[Work task]
Omit any picture, and return the remaining data exactly as written.

[Element data from apps and pages]
+-------+

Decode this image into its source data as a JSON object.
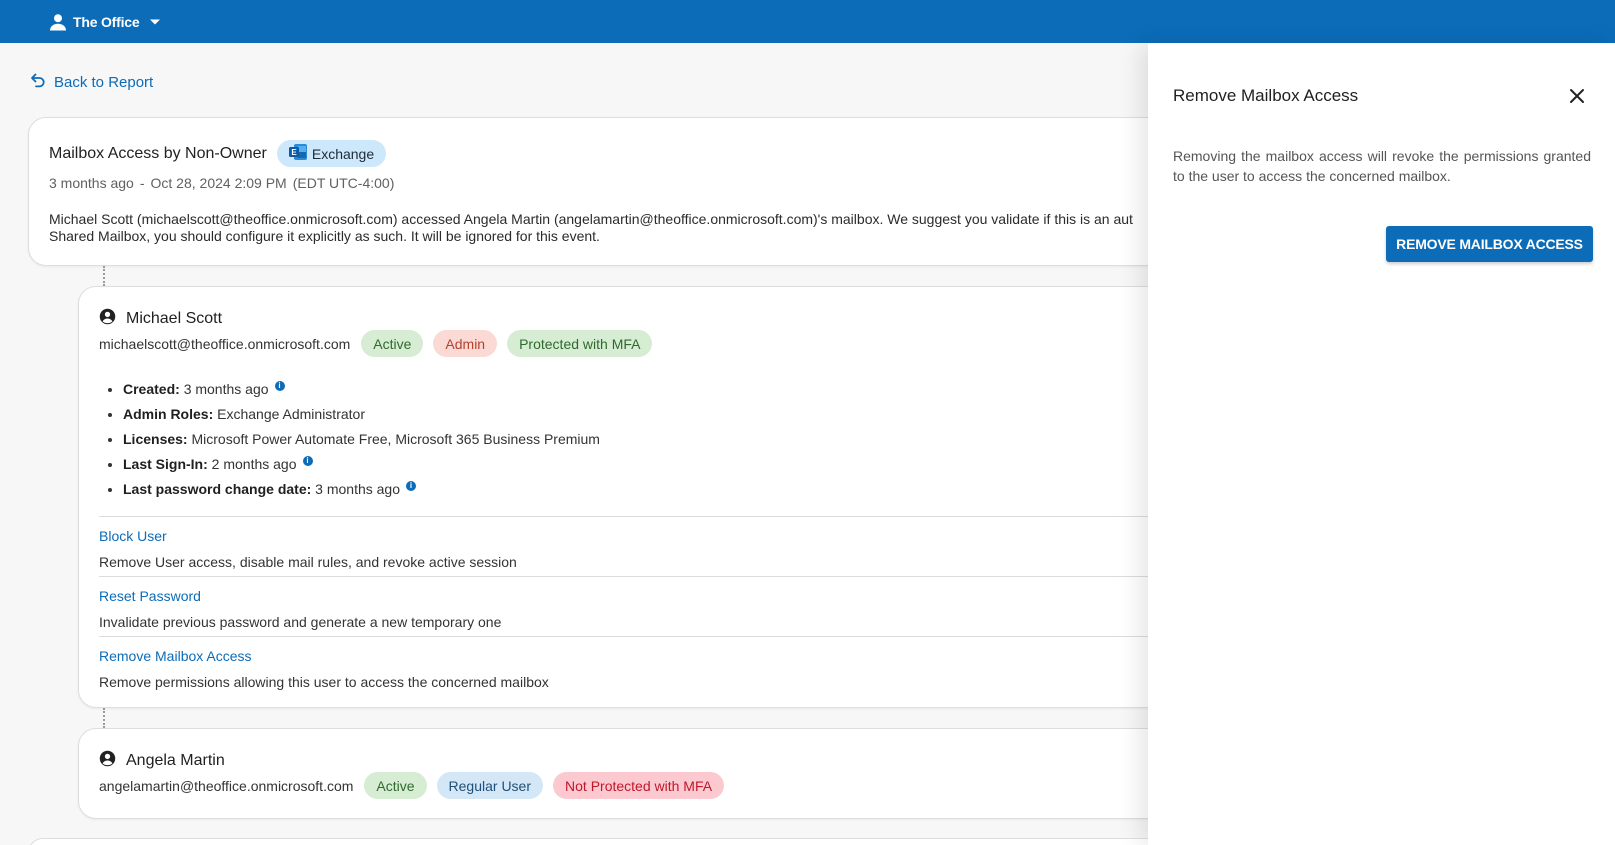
{
  "topbar": {
    "org_name": "The Office",
    "brand_color": "#0c6cb8"
  },
  "nav": {
    "back_label": "Back to Report"
  },
  "event": {
    "title": "Mailbox Access by Non-Owner",
    "source_chip": "Exchange",
    "relative_time": "3 months ago",
    "separator": "-",
    "timestamp": "Oct 28, 2024 2:09 PM",
    "timezone": "(EDT UTC-4:00)",
    "description_line1": "Michael Scott (michaelscott@theoffice.onmicrosoft.com) accessed Angela Martin (angelamartin@theoffice.onmicrosoft.com)'s mailbox. We suggest you validate if this is an aut",
    "description_line2": "Shared Mailbox, you should configure it explicitly as such. It will be ignored for this event."
  },
  "user1": {
    "name": "Michael Scott",
    "email": "michaelscott@theoffice.onmicrosoft.com",
    "chips": [
      "Active",
      "Admin",
      "Protected with MFA"
    ],
    "details": [
      {
        "label": "Created:",
        "value": "3 months ago",
        "info": true
      },
      {
        "label": "Admin Roles:",
        "value": "Exchange Administrator",
        "info": false
      },
      {
        "label": "Licenses:",
        "value": "Microsoft Power Automate Free, Microsoft 365 Business Premium",
        "info": false
      },
      {
        "label": "Last Sign-In:",
        "value": "2 months ago",
        "info": true
      },
      {
        "label": "Last password change date:",
        "value": "3 months ago",
        "info": true
      }
    ],
    "actions": [
      {
        "title": "Block User",
        "desc": "Remove User access, disable mail rules, and revoke active session"
      },
      {
        "title": "Reset Password",
        "desc": "Invalidate previous password and generate a new temporary one"
      },
      {
        "title": "Remove Mailbox Access",
        "desc": "Remove permissions allowing this user to access the concerned mailbox"
      }
    ]
  },
  "user2": {
    "name": "Angela Martin",
    "email": "angelamartin@theoffice.onmicrosoft.com",
    "chips": [
      "Active",
      "Regular User",
      "Not Protected with MFA"
    ]
  },
  "panel": {
    "title": "Remove Mailbox Access",
    "text": "Removing the mailbox access will revoke the permissions granted to the user to access the concerned mailbox.",
    "button": "REMOVE MAILBOX ACCESS"
  }
}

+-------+

[Answer]
Decode this image into its source data as a JSON object.
{
  "topbar": {
    "org_name": "The Office",
    "brand_color": "#0c6cb8"
  },
  "nav": {
    "back_label": "Back to Report"
  },
  "event": {
    "title": "Mailbox Access by Non-Owner",
    "source_chip": "Exchange",
    "relative_time": "3 months ago",
    "separator": "-",
    "timestamp": "Oct 28, 2024 2:09 PM",
    "timezone": "(EDT UTC-4:00)",
    "description_line1": "Michael Scott (michaelscott@theoffice.onmicrosoft.com) accessed Angela Martin (angelamartin@theoffice.onmicrosoft.com)'s mailbox. We suggest you validate if this is an aut",
    "description_line2": "Shared Mailbox, you should configure it explicitly as such. It will be ignored for this event."
  },
  "user1": {
    "name": "Michael Scott",
    "email": "michaelscott@theoffice.onmicrosoft.com",
    "chips": [
      "Active",
      "Admin",
      "Protected with MFA"
    ],
    "details": [
      {
        "label": "Created:",
        "value": "3 months ago",
        "info": true
      },
      {
        "label": "Admin Roles:",
        "value": "Exchange Administrator",
        "info": false
      },
      {
        "label": "Licenses:",
        "value": "Microsoft Power Automate Free, Microsoft 365 Business Premium",
        "info": false
      },
      {
        "label": "Last Sign-In:",
        "value": "2 months ago",
        "info": true
      },
      {
        "label": "Last password change date:",
        "value": "3 months ago",
        "info": true
      }
    ],
    "actions": [
      {
        "title": "Block User",
        "desc": "Remove User access, disable mail rules, and revoke active session"
      },
      {
        "title": "Reset Password",
        "desc": "Invalidate previous password and generate a new temporary one"
      },
      {
        "title": "Remove Mailbox Access",
        "desc": "Remove permissions allowing this user to access the concerned mailbox"
      }
    ]
  },
  "user2": {
    "name": "Angela Martin",
    "email": "angelamartin@theoffice.onmicrosoft.com",
    "chips": [
      "Active",
      "Regular User",
      "Not Protected with MFA"
    ]
  },
  "panel": {
    "title": "Remove Mailbox Access",
    "text": "Removing the mailbox access will revoke the permissions granted to the user to access the concerned mailbox.",
    "button": "REMOVE MAILBOX ACCESS"
  }
}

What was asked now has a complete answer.